    And if you liked this one, I HIGHLY recommend A Place of Greater Safety. I LOVED that book, too.

  • Astrid

    I read about half of this book and put it down, picked it up again and put it down again. I really want to like it as I love historical fiction, especially during medieval Europe. Your suggestion to digest it in chunks inspired me to slog through the book so I can, hopefully, feel its magic. Cycling_Chef

  • I have read and heard both good and not so good reviews of this book…but it sounds intriguing…I think I might have to go for it soon!!!

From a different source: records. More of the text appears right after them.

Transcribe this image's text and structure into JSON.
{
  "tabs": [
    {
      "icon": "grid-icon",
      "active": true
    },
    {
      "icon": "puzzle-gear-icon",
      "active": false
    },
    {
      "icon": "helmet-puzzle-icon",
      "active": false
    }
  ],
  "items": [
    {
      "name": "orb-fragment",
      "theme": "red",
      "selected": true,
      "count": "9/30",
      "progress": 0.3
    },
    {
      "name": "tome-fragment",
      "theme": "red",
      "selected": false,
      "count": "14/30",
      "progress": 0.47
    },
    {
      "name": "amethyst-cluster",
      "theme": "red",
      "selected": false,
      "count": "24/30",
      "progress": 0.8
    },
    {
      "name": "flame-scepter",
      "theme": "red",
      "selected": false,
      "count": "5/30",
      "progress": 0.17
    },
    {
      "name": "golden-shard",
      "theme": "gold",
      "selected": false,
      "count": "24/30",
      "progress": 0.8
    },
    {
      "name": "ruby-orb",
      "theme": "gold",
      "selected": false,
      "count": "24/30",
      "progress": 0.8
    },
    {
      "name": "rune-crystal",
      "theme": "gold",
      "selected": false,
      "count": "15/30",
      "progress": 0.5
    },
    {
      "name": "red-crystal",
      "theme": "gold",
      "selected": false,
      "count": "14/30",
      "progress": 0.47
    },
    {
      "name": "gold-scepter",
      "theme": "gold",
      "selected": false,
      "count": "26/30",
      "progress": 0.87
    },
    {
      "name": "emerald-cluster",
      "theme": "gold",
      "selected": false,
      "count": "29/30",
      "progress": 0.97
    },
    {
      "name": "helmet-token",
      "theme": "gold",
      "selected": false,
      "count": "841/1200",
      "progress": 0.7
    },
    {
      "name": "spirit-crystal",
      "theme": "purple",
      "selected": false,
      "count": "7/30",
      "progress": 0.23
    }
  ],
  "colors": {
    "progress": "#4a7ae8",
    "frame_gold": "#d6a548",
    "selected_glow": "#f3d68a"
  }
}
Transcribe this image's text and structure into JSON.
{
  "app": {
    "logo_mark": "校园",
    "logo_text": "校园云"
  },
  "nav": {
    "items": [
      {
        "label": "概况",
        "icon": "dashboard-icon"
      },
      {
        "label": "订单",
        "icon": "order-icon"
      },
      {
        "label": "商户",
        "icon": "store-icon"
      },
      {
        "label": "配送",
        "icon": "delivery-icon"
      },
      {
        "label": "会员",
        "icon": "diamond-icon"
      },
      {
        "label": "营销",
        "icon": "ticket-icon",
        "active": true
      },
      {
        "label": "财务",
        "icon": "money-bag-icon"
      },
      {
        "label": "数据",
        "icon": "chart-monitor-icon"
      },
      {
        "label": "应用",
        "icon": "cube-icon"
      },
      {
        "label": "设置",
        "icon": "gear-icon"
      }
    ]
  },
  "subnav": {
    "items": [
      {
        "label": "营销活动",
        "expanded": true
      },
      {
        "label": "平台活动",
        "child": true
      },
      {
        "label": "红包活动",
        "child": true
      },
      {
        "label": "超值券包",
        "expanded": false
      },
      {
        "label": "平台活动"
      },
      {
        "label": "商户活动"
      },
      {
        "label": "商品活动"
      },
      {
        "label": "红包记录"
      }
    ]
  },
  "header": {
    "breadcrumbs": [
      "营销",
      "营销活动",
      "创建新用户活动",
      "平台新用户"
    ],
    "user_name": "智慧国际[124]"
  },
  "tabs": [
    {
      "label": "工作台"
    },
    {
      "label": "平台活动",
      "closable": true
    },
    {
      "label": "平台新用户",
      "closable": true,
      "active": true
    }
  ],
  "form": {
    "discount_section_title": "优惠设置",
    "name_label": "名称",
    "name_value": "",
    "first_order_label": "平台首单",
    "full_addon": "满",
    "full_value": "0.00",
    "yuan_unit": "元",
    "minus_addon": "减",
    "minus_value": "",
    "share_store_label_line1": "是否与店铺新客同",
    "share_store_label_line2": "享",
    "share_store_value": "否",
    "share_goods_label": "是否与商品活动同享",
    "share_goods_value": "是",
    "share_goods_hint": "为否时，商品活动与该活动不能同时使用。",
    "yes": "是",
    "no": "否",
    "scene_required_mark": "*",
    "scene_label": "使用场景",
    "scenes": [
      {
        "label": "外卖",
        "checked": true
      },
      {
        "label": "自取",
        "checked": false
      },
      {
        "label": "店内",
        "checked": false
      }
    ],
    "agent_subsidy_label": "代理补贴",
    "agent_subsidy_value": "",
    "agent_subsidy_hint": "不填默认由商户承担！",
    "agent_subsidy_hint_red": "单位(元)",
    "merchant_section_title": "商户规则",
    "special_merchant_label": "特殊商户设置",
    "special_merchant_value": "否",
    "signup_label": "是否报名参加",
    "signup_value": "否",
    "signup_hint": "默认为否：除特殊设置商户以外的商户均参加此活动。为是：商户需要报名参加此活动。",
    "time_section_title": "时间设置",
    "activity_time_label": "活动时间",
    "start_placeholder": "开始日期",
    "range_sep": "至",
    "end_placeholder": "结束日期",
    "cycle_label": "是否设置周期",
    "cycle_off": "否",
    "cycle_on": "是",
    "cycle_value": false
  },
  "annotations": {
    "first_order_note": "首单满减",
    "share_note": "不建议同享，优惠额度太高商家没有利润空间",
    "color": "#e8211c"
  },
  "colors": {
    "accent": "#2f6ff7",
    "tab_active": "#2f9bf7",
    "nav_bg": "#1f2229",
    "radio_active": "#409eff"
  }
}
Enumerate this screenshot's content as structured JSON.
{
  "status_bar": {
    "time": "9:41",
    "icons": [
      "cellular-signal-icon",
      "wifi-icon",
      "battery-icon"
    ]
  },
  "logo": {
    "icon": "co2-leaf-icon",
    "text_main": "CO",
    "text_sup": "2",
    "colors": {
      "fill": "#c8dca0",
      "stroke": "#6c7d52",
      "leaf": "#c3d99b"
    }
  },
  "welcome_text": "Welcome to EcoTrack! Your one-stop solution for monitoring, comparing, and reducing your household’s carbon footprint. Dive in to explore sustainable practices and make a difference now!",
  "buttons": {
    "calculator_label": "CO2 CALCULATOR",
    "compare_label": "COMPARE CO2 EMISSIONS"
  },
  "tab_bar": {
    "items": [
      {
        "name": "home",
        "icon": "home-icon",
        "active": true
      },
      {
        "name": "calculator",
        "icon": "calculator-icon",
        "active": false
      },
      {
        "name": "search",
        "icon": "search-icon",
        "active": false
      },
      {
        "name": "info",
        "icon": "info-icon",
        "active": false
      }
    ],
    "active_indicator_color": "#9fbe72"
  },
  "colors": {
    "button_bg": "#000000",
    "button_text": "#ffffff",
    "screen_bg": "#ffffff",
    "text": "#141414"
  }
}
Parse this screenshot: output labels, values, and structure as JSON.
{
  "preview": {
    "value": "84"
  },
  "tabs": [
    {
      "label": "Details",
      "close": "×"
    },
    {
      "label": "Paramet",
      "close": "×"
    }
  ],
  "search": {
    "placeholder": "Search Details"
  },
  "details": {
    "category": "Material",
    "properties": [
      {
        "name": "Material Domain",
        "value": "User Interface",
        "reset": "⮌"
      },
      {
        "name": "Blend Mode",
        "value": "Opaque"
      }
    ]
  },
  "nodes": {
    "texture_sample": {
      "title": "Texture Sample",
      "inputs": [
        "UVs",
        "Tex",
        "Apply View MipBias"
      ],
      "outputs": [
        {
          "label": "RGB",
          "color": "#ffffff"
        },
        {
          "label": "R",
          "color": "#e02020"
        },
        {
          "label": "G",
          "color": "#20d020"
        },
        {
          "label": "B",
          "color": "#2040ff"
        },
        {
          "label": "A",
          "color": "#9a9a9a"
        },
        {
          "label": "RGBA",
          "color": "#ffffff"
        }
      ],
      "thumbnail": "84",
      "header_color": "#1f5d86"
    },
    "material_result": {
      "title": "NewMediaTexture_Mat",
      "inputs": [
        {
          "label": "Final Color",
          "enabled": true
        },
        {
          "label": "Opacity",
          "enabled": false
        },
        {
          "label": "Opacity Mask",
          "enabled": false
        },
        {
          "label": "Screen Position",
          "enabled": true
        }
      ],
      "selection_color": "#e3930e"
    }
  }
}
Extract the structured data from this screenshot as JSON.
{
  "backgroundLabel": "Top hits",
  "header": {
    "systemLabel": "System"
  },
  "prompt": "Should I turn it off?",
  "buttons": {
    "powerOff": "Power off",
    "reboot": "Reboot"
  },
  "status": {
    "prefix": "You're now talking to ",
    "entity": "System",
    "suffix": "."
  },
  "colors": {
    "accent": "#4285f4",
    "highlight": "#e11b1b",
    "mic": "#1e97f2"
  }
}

  • I will be honest, this genre is not my forte. So wading my way through this book is so overwhelming for me. Scares me. But it is hard to ignore the reviews, the accolades. Down the road, if I can stop freaking accepting review copies and stop joining challenges, I MIGHT do a read-along on this one. Just so others more wiley can hold my hand!

  • Definitely need to read this one. It came up as a possiblity for my IRL book club but there’s no way those women will work their way through a difficult to read, 600 page novel! Guess I’m on my own!

    • I think this is a BAD CHOICE for most IRL book clubs, honestly, so you guys made a good decision. I’m sure you can find more bloggers to read along sometime soon, though!

  • This book was fantastic and I can’t wait for the sequel!

  • I’m in the middle of read of Wolf Hall myself right now and while I don’t think I could have finished it any other way and it is making it far more enjoyable and I am ready for the darn thing to end. I am finding myself wondering, why is this the prize winner?

  • I am new to your blog and I really enjoyed reading your review of ‘Wolf Hall’. ‘Wolf Hall’ is on my ‘TBR’ list, but I haven’t got around to reading it yet. I don’t know a lot about the finer details of British history and so I thought initially that this book was about Oliver Cromwell rather than Thomas Cromwell, till I got the book and read the first few pages of it :) (Why hasn’t anyone written a book on Oliver Cromwell? He is also an intriguing character, isn’t he?)

    Hope you have a wonderful time at the BEA! I am jealous of all of you who are going there :)

  • Amy

    I’m about half done with this and am loving it too. I’m not usually fond of historical fiction, since so much of what I’ve read seems to have the author piling on historical details beyond necessity. It’s as if they thought, hey, I did all this research, now I’m going to tell you everything I learned. Mantel’s approach is so much easier–just tell me where and when this takes place, and give the reader credit for being smart enough to know it doesn’t look like 2010.